Data shown:
####################

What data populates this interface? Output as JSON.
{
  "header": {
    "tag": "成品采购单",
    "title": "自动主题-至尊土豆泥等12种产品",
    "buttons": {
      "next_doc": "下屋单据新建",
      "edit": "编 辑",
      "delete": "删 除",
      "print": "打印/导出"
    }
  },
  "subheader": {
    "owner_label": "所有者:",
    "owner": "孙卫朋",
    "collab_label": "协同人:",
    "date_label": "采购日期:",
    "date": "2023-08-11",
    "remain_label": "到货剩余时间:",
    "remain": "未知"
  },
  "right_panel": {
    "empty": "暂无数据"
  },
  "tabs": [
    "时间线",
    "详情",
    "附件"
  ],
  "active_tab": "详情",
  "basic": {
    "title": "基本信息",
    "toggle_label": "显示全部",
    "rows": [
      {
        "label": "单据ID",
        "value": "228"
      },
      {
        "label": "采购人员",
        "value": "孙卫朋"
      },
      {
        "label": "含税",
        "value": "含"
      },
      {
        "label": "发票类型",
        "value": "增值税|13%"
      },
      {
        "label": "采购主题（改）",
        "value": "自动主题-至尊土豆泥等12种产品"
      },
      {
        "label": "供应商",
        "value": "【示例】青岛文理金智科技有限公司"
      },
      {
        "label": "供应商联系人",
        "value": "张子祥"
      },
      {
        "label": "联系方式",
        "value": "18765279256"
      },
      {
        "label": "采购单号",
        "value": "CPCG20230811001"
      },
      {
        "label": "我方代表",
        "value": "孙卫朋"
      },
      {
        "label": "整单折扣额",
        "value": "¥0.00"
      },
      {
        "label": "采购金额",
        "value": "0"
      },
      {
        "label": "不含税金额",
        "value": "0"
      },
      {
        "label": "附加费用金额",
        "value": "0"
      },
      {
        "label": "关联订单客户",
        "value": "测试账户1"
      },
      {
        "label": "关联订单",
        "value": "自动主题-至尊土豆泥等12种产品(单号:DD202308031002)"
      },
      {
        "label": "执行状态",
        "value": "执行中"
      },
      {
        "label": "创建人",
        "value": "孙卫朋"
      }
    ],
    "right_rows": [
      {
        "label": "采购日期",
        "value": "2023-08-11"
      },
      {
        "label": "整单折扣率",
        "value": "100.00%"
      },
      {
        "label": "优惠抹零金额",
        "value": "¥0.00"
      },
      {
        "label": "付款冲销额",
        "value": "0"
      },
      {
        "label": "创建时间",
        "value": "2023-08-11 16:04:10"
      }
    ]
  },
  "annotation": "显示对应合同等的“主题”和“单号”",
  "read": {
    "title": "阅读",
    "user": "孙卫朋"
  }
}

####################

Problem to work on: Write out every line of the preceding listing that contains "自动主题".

Output below:
    "title": "自动主题-至尊土豆泥等12种产品",
        "value": "自动主题-至尊土豆泥等12种产品"
        "value": "自动主题-至尊土豆泥等12种产品(单号:DD202308031002)"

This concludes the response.